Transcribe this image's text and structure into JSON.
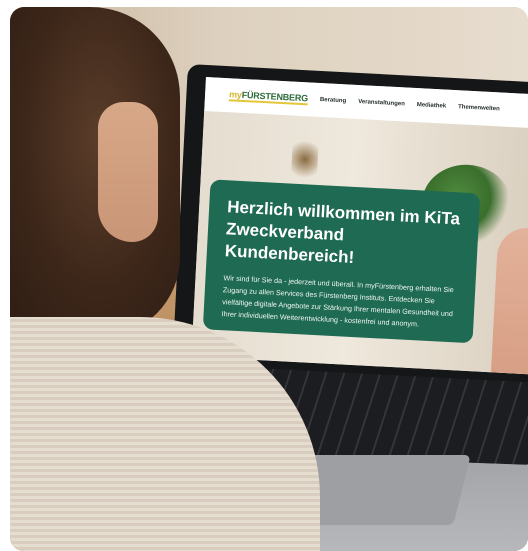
{
  "screen": {
    "logo": {
      "prefix": "my",
      "name": "FÜRSTENBERG"
    },
    "nav": [
      "Beratung",
      "Veranstaltungen",
      "Mediathek",
      "Themenwelten"
    ],
    "hero": {
      "title": "Herzlich willkommen im KiTa Zweckverband Kundenbereich!",
      "text": "Wir sind für Sie da - jederzeit und überall. In myFürstenberg erhalten Sie Zugang zu allen Services des Fürstenberg Instituts. Entdecken Sie vielfältige digitale Angebote zur Stärkung Ihrer mentalen Gesundheit und Ihrer individuellen Weiterentwicklung - kostenfrei und anonym."
    }
  },
  "colors": {
    "card": "#1f6a52",
    "logo_green": "#2d6a3a",
    "logo_yellow": "#d4b62a"
  }
}
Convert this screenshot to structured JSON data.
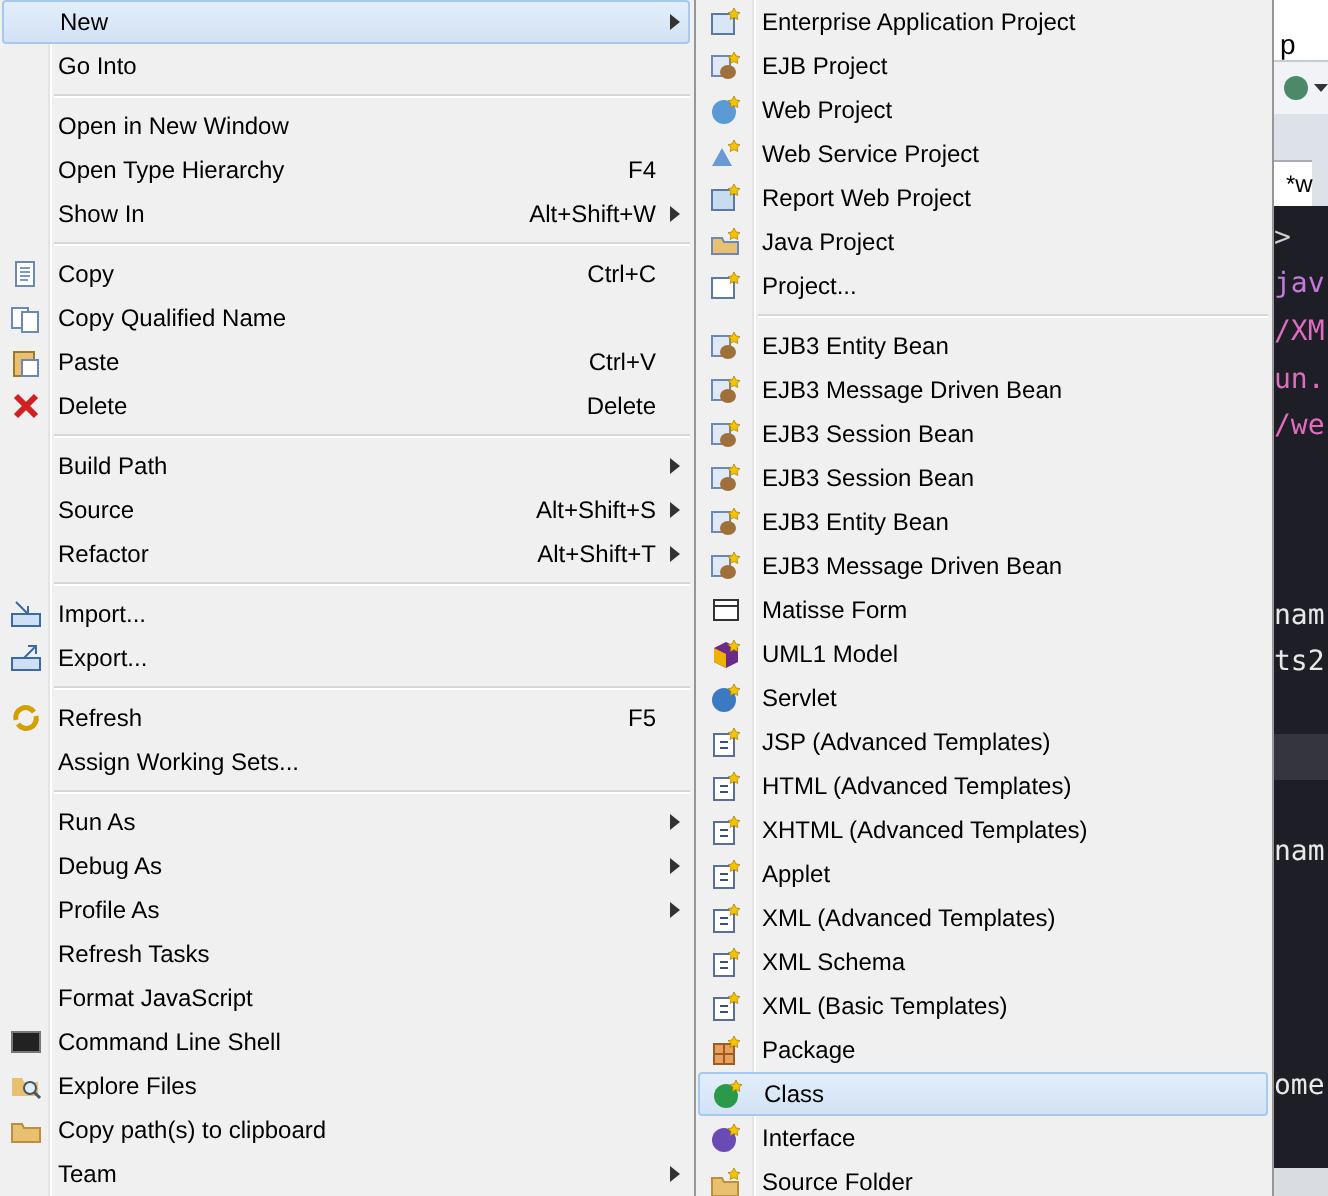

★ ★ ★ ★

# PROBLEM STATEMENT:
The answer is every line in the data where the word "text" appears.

# RESPONSE TO THIS EXERCISE:
Transcribe this image's text and structure into JSON.
      "text": "Wir sind für Sie da - jederzeit und überall. In myFürstenberg erhalten Sie Zugang zu allen Services des Fürstenberg Instituts. Entdecken Sie vielfältige digitale Angebote zur Stärkung Ihrer mentalen Gesundheit und Ihrer individuellen Weiterentwicklung - kostenfrei und anonym."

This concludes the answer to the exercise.